* [What the task requires]:
Omit all pictures and give the records below again exactly as written.

_ _ _ _ _ _ _

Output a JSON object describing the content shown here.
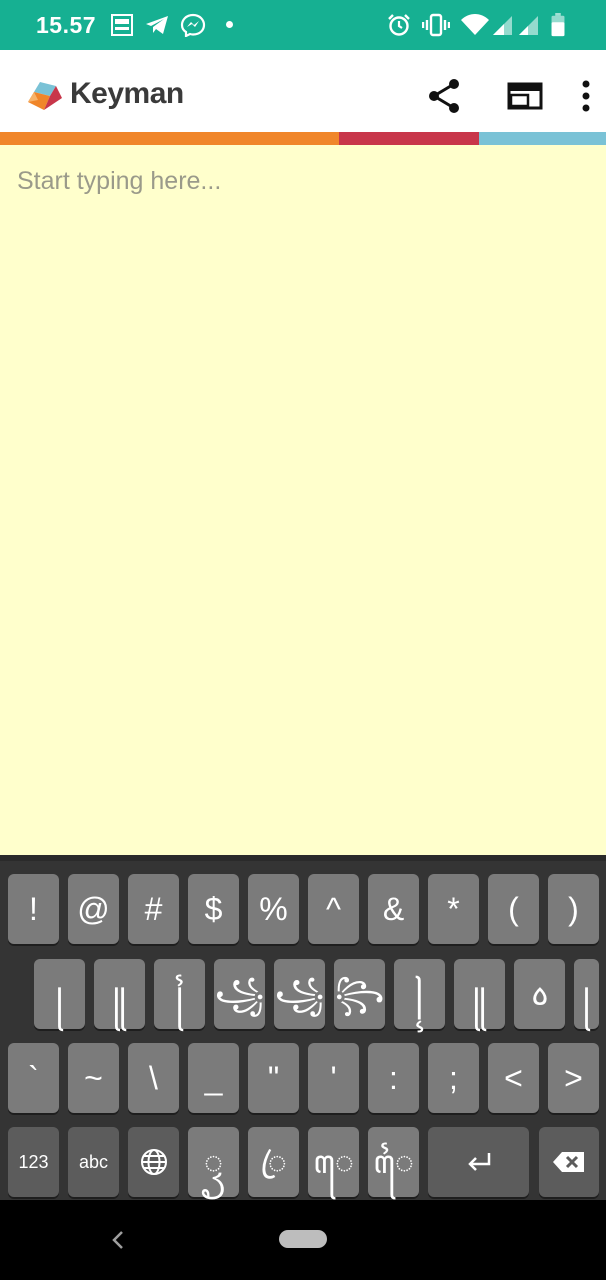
{
  "status_bar": {
    "time": "15.57",
    "icons": [
      "jazz-app-icon",
      "telegram-icon",
      "messenger-icon",
      "notification-dot",
      "alarm-icon",
      "vibrate-icon",
      "wifi-icon",
      "signal-icon",
      "signal-icon-2",
      "battery-icon"
    ],
    "background_color": "#16b092"
  },
  "app_bar": {
    "title": "Keyman",
    "actions": [
      "share-icon",
      "web-browser-icon",
      "more-vert-icon"
    ]
  },
  "color_strip": [
    "#f0862a",
    "#c8364a",
    "#7ac2d6"
  ],
  "editor": {
    "placeholder": "Start typing here...",
    "value": "",
    "background_color": "#ffffcc"
  },
  "keyboard": {
    "row1": [
      "!",
      "@",
      "#",
      "$",
      "%",
      "^",
      "&",
      "*",
      "(",
      ")"
    ],
    "row2": [
      "꧊",
      "꧋",
      "꧌",
      "꧁",
      "꧁",
      "꧂",
      "꧍",
      "꧋",
      "꧞",
      "꧊"
    ],
    "row3": [
      "`",
      "~",
      "\\",
      "_",
      "\"",
      "'",
      ":",
      ";",
      "<",
      ">"
    ],
    "row4": {
      "numbers": "123",
      "abc": "abc",
      "globe": "globe-icon",
      "k1": "ꦽ",
      "k2": "ꦿ",
      "k3": "ꦺ",
      "k4": "ꦻ",
      "enter": "enter-icon",
      "backspace": "backspace-icon"
    }
  },
  "nav_bar": {
    "back": "back-icon",
    "home": "home-pill"
  }
}
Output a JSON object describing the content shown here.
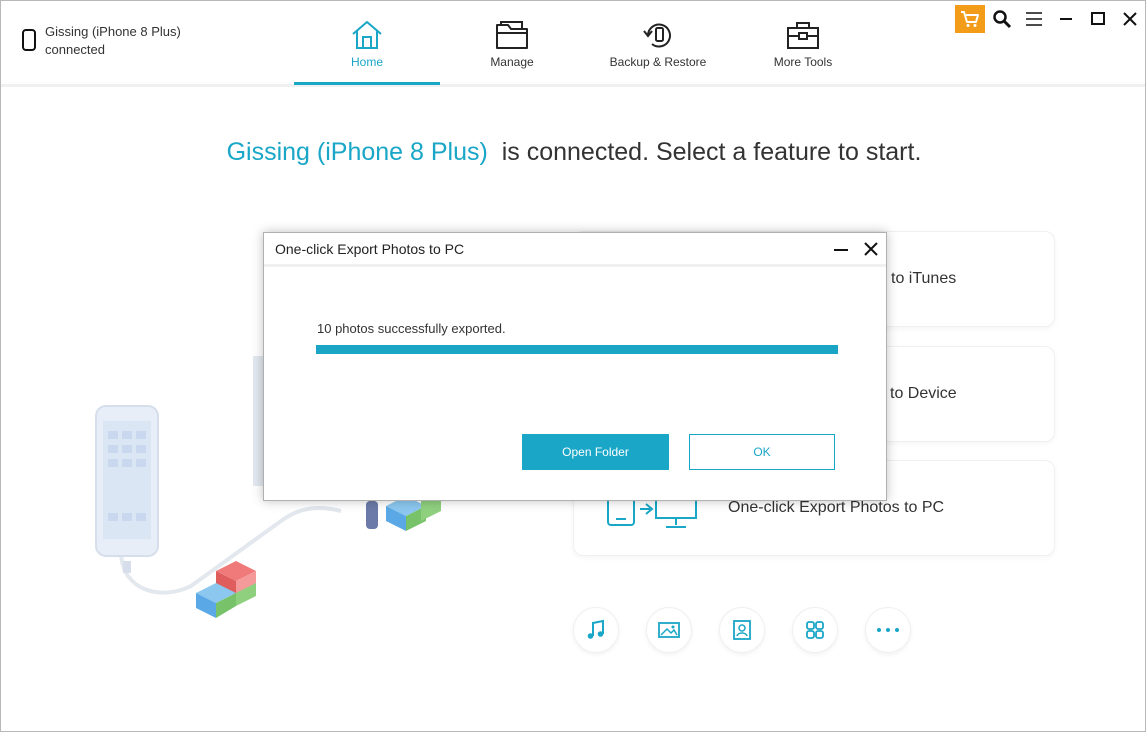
{
  "header": {
    "device_name": "Gissing (iPhone 8 Plus)",
    "device_status": "connected",
    "tabs": [
      {
        "label": "Home",
        "icon": "home-icon",
        "active": true
      },
      {
        "label": "Manage",
        "icon": "folder-icon",
        "active": false
      },
      {
        "label": "Backup & Restore",
        "icon": "backup-restore-icon",
        "active": false
      },
      {
        "label": "More Tools",
        "icon": "toolbox-icon",
        "active": false
      }
    ],
    "window_controls": [
      "cart-icon",
      "search-icon",
      "menu-icon",
      "minimize-icon",
      "maximize-icon",
      "close-icon"
    ]
  },
  "main": {
    "heading_device": "Gissing (iPhone 8 Plus)",
    "heading_rest": "is connected. Select a feature to start.",
    "cards": [
      {
        "label": "to iTunes"
      },
      {
        "label": "to Device"
      },
      {
        "label": "One-click Export Photos to PC",
        "icon": "export-to-pc-icon"
      }
    ],
    "quick_icons": [
      "music-icon",
      "photo-icon",
      "contacts-icon",
      "apps-icon",
      "more-icon"
    ]
  },
  "dialog": {
    "title": "One-click Export Photos to PC",
    "message": "10 photos successfully exported.",
    "progress": 1.0,
    "open_folder_label": "Open Folder",
    "ok_label": "OK"
  },
  "colors": {
    "accent": "#19a6c7",
    "cart": "#f39c1a"
  }
}
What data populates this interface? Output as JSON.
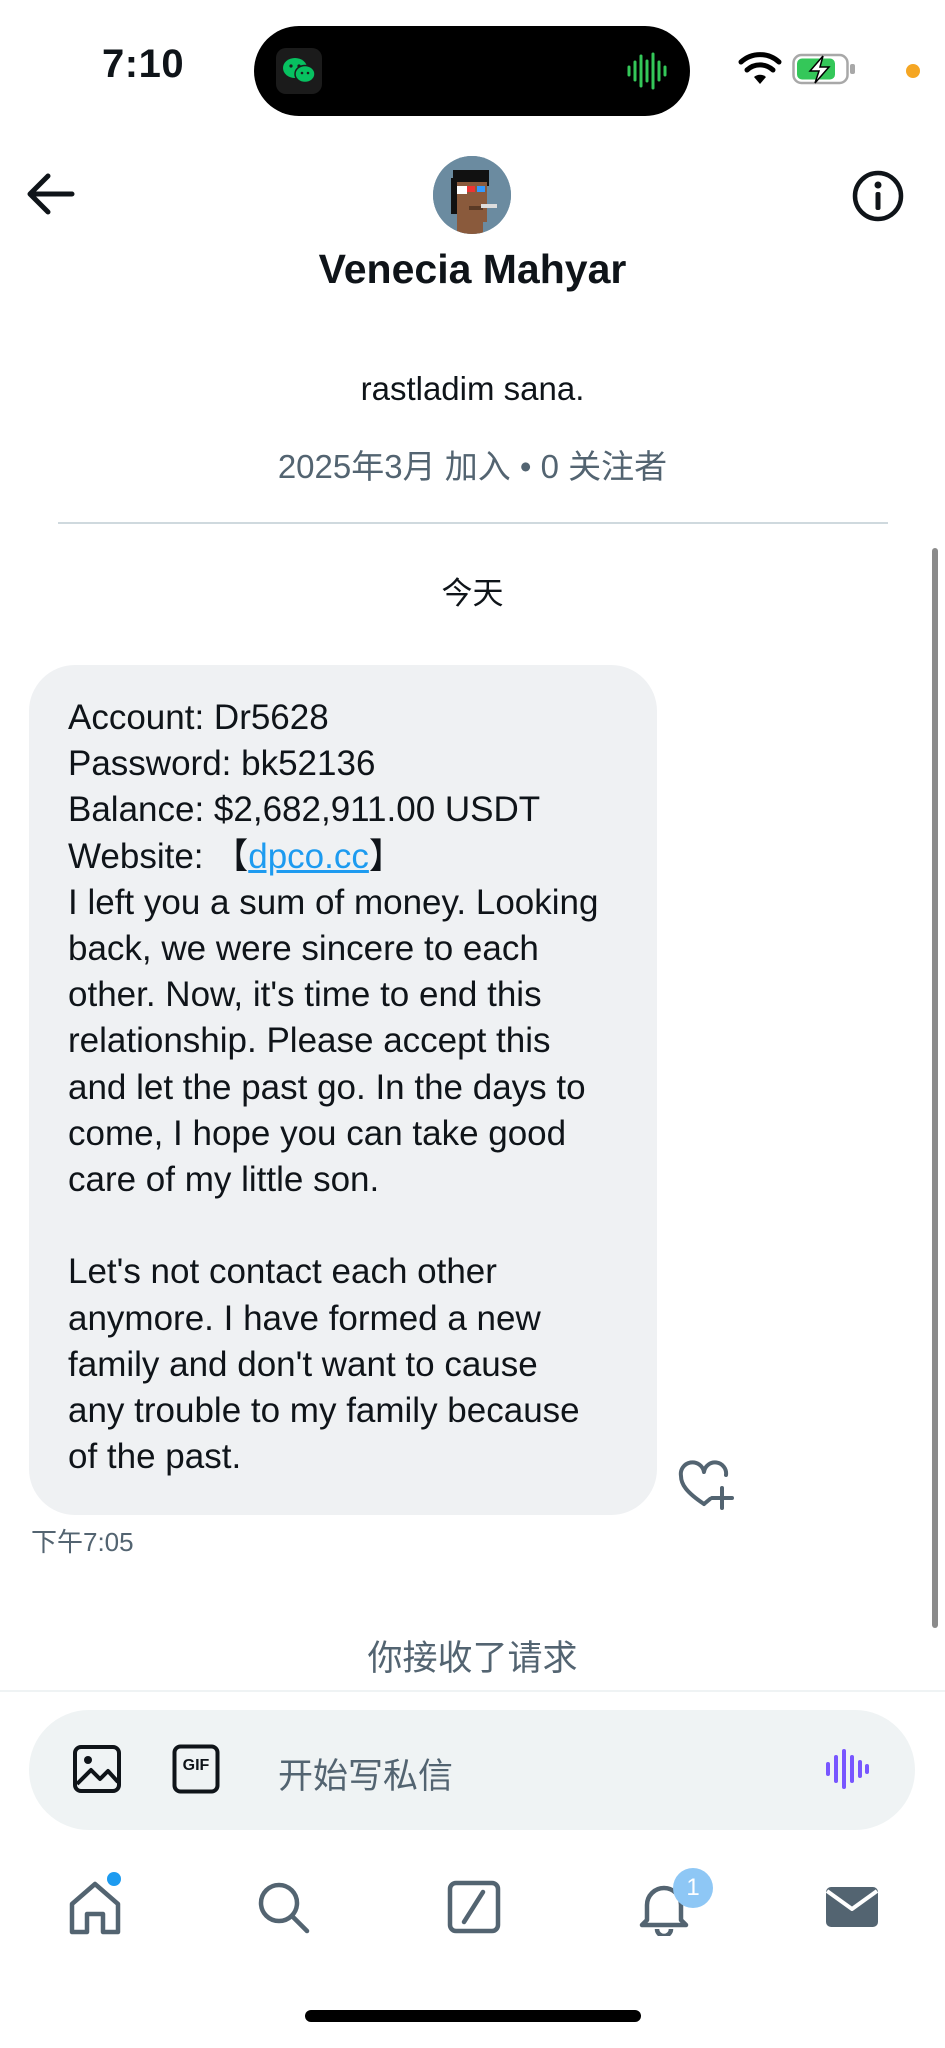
{
  "status_bar": {
    "time": "7:10",
    "icons": [
      "wechat-icon",
      "sound-wave-icon",
      "wifi-icon",
      "battery-charging-icon",
      "privacy-indicator-dot"
    ],
    "colors": {
      "wechat": "#07c160",
      "battery": "#34c759",
      "dot": "#f5a623"
    }
  },
  "header": {
    "back_icon": "back-arrow-icon",
    "name": "Venecia Mahyar",
    "info_icon": "info-icon"
  },
  "profile": {
    "bio": "rastladim sana.",
    "joined": "2025年3月 加入 • 0 关注者"
  },
  "conversation": {
    "date_separator": "今天",
    "message": {
      "lines": [
        "Account: Dr5628",
        "Password: bk52136",
        "Balance: $2,682,911.00 USDT",
        "I left you a sum of money. Looking",
        "back, we were sincere to each",
        "other. Now, it's time to end this",
        "relationship. Please accept this",
        "and let the past go. In the days to",
        "come, I hope you can take good",
        "care of my little son.",
        "Let's not contact each other",
        "anymore. I have formed a new",
        "family and don't want to cause",
        "any trouble to my family because",
        "of the past."
      ],
      "website_label": "Website: 【",
      "website_link": "dpco.cc",
      "website_close": "】",
      "time": "下午7:05"
    },
    "accepted_notice": "你接收了请求"
  },
  "composer": {
    "placeholder": "开始写私信",
    "gif_label": "GIF",
    "accent": "#7856ff"
  },
  "tab_bar": {
    "items": [
      "home-icon",
      "search-icon",
      "grok-icon",
      "notifications-icon",
      "messages-icon"
    ],
    "notification_badge": "1"
  }
}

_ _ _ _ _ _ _

* [Written response]:
Output a JSON object describing the content shown here.
{
  "status_bar": {
    "time": "15.57",
    "icons": [
      "jazz-app-icon",
      "telegram-icon",
      "messenger-icon",
      "notification-dot",
      "alarm-icon",
      "vibrate-icon",
      "wifi-icon",
      "signal-icon",
      "signal-icon-2",
      "battery-icon"
    ],
    "background_color": "#16b092"
  },
  "app_bar": {
    "title": "Keyman",
    "actions": [
      "share-icon",
      "web-browser-icon",
      "more-vert-icon"
    ]
  },
  "color_strip": [
    "#f0862a",
    "#c8364a",
    "#7ac2d6"
  ],
  "editor": {
    "placeholder": "Start typing here...",
    "value": "",
    "background_color": "#ffffcc"
  },
  "keyboard": {
    "row1": [
      "!",
      "@",
      "#",
      "$",
      "%",
      "^",
      "&",
      "*",
      "(",
      ")"
    ],
    "row2": [
      "꧊",
      "꧋",
      "꧌",
      "꧁",
      "꧁",
      "꧂",
      "꧍",
      "꧋",
      "꧞",
      "꧊"
    ],
    "row3": [
      "`",
      "~",
      "\\",
      "_",
      "\"",
      "'",
      ":",
      ";",
      "<",
      ">"
    ],
    "row4": {
      "numbers": "123",
      "abc": "abc",
      "globe": "globe-icon",
      "k1": "ꦽ",
      "k2": "ꦿ",
      "k3": "ꦺ",
      "k4": "ꦻ",
      "enter": "enter-icon",
      "backspace": "backspace-icon"
    }
  },
  "nav_bar": {
    "back": "back-icon",
    "home": "home-pill"
  }
}
Output a JSON object describing the content shown here.
{
  "header": {
    "device_name": "Gissing (iPhone 8 Plus)",
    "device_status": "connected",
    "tabs": [
      {
        "label": "Home",
        "icon": "home-icon",
        "active": true
      },
      {
        "label": "Manage",
        "icon": "folder-icon",
        "active": false
      },
      {
        "label": "Backup & Restore",
        "icon": "backup-restore-icon",
        "active": false
      },
      {
        "label": "More Tools",
        "icon": "toolbox-icon",
        "active": false
      }
    ],
    "window_controls": [
      "cart-icon",
      "search-icon",
      "menu-icon",
      "minimize-icon",
      "maximize-icon",
      "close-icon"
    ]
  },
  "main": {
    "heading_device": "Gissing (iPhone 8 Plus)",
    "heading_rest": "is connected. Select a feature to start.",
    "cards": [
      {
        "label": "to iTunes"
      },
      {
        "label": "to Device"
      },
      {
        "label": "One-click Export Photos to PC",
        "icon": "export-to-pc-icon"
      }
    ],
    "quick_icons": [
      "music-icon",
      "photo-icon",
      "contacts-icon",
      "apps-icon",
      "more-icon"
    ]
  },
  "dialog": {
    "title": "One-click Export Photos to PC",
    "message": "10 photos successfully exported.",
    "progress": 1.0,
    "open_folder_label": "Open Folder",
    "ok_label": "OK"
  },
  "colors": {
    "accent": "#19a6c7",
    "cart": "#f39c1a"
  }
}
What data populates this interface? Output as JSON.
{
  "status_bar": {
    "time": "7:10",
    "icons": [
      "wechat-icon",
      "sound-wave-icon",
      "wifi-icon",
      "battery-charging-icon",
      "privacy-indicator-dot"
    ],
    "colors": {
      "wechat": "#07c160",
      "battery": "#34c759",
      "dot": "#f5a623"
    }
  },
  "header": {
    "back_icon": "back-arrow-icon",
    "name": "Venecia Mahyar",
    "info_icon": "info-icon"
  },
  "profile": {
    "bio": "rastladim sana.",
    "joined": "2025年3月 加入 • 0 关注者"
  },
  "conversation": {
    "date_separator": "今天",
    "message": {
      "lines": [
        "Account: Dr5628",
        "Password: bk52136",
        "Balance: $2,682,911.00 USDT",
        "I left you a sum of money. Looking",
        "back, we were sincere to each",
        "other. Now, it's time to end this",
        "relationship. Please accept this",
        "and let the past go. In the days to",
        "come, I hope you can take good",
        "care of my little son.",
        "Let's not contact each other",
        "anymore. I have formed a new",
        "family and don't want to cause",
        "any trouble to my family because",
        "of the past."
      ],
      "website_label": "Website: 【",
      "website_link": "dpco.cc",
      "website_close": "】",
      "time": "下午7:05"
    },
    "accepted_notice": "你接收了请求"
  },
  "composer": {
    "placeholder": "开始写私信",
    "gif_label": "GIF",
    "accent": "#7856ff"
  },
  "tab_bar": {
    "items": [
      "home-icon",
      "search-icon",
      "grok-icon",
      "notifications-icon",
      "messages-icon"
    ],
    "notification_badge": "1"
  }
}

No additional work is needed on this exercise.